It is reasonable to expect a 25 year guarantee to deliver just that. Especially if it has been heavily featured in a product's marketing material. However certain conditions or disclaimers are often inserted, so do check the small print on what is actually covered.
Many composite manufacturers state a guarantee period of around 20-25 years but then reading closer, this is only applicable for certain applications. Residential and commercial warranties are common place for composite products. But what actually counts as a residential or commercial project is often left out. Is a residential warranty for a person's home? Can the same residential warranty be applied to a residential development even though there maybe 100+ apartments on the scheme? Does that count as a commercial project given the value of the development? Under closer inspection, it gets very grey, very quickly.
Furthermore, many guarantees we have seen use a sliding scale so as the years go by the value of the refund or replacement you are entitled to is significantly reduced. These work by offering a full refund in the event of product failure in the first few years. After the initial time period where a full refund can be claimed, the value eligible to be claimed is reduced. After as little as ten years, the entitled refund is less than half the original purchase price. Getting into the final years of the guarantee, the entitled refund is so small, it is practically worthless. Be sure to read the small print before purchase for peace of mind.

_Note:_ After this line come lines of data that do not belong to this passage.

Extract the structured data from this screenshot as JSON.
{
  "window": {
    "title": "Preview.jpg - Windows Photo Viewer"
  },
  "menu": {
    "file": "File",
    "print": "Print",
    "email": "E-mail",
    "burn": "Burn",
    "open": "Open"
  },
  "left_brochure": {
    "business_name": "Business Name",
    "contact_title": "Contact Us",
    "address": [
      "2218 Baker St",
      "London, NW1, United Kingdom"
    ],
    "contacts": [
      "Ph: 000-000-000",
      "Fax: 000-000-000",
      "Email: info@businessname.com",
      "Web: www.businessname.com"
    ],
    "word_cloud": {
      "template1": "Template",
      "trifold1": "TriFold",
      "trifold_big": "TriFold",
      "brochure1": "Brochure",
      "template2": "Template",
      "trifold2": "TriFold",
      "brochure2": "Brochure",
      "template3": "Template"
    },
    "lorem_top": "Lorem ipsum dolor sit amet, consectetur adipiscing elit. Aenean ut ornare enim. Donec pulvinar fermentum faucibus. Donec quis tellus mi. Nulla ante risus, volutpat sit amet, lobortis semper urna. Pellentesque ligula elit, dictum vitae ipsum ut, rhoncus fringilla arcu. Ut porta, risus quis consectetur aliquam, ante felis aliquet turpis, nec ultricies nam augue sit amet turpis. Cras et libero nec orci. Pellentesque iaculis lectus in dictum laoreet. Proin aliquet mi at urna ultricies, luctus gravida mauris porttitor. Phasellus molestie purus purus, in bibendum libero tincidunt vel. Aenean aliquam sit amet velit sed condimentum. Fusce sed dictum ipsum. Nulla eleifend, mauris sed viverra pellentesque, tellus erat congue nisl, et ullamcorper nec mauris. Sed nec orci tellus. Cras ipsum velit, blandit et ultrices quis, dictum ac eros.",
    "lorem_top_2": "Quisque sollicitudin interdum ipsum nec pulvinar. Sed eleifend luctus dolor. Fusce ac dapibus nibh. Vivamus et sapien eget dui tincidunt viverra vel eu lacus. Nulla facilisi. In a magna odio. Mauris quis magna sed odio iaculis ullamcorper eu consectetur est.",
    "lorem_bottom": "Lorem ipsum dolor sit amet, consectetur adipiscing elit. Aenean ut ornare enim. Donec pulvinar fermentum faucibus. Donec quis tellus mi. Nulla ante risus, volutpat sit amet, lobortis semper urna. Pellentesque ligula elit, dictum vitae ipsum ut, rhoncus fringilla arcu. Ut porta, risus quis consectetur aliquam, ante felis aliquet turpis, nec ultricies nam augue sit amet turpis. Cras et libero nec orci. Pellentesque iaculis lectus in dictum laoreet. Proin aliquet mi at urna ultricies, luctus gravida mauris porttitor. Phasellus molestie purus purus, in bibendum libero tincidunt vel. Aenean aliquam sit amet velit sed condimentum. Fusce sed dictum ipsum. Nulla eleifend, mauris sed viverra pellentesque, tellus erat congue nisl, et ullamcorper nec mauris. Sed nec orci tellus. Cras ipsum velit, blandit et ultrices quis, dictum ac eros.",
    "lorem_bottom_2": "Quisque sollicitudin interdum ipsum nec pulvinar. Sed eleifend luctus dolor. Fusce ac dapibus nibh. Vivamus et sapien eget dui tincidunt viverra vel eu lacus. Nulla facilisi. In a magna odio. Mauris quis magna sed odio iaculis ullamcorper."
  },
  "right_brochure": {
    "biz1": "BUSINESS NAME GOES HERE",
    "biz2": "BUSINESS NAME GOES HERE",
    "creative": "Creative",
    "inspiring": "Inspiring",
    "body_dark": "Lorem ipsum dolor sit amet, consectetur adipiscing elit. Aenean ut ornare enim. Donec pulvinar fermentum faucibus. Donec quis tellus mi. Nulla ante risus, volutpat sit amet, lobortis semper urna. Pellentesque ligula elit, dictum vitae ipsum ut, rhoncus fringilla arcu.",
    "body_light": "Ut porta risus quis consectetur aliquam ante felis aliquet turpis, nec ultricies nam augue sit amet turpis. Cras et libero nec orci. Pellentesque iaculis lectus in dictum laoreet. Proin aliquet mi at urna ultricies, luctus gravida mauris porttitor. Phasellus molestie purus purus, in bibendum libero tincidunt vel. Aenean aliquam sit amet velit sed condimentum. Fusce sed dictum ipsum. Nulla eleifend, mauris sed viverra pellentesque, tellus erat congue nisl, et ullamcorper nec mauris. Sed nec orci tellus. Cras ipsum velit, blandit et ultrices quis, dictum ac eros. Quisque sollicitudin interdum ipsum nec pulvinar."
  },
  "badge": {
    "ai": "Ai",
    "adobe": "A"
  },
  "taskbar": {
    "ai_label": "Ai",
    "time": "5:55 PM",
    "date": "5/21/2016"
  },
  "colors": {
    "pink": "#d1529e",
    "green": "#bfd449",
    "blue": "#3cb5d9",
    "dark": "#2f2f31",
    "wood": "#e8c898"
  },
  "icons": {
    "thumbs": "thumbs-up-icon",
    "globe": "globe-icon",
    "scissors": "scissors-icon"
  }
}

For decking products which will be used on high rise buildings such as balconies and terraces there is growing focus on fire performance. Following the Hackett Review in the wake of the Grenfell Tower tragedy the building regulations were changed meaning that products used on the façade of buildings over 18 metres (cladding and balcony components such as decking) need to achieve a minimum fire rating of Euroclass A2-S1, D0. This classification means that fires are unable to spread across the outside of a building making it much safer for residents.
In the wake of recent fires on buildings under 18 metres in height using Euroclass D fire rated materials, the CTI (Confederation of Timber Industries) have advised that all products used for cladding and balconies (deck boards) should achieve a Euroclass B fire rating in addition to a fire risk assessment.
The majority of composite products only achieve a Euroclass D rating so in the event of a fire, the products will not perform as well as a Euroclass B rated product. There are some composite products on the market which achieve a Euroclass B rating but these are very costly as fire retardants needs to be added to the boards. Timber products such as Redwood, thermowood and accoya can achieve this rating by sending the timber to a specialist fire treatment facility which can upgrade a Euroclass D rated product to a Euroclass B rating. Our Bamboo range achieves a Euroclass B rating without the need to send the boards for external fire treatment. Euroclass B products will offer a much more robust performance in the event of a fire when compared to standard products and will give peace of mind to residents and developers alike.
I hope this blog gives you food for thought and enables you to make a more informed choice when considering a decking product. We have a range of timber products at different price points which will out perform the composite alternatives and will not have any of the issues highlighted in this blog. Gripsure also offers a CPD on timber decking for specifiers which gives an overview of all the products on the marker. If you have any queries or would be interested in a CPD then feel free to get in touch with me to discuss further.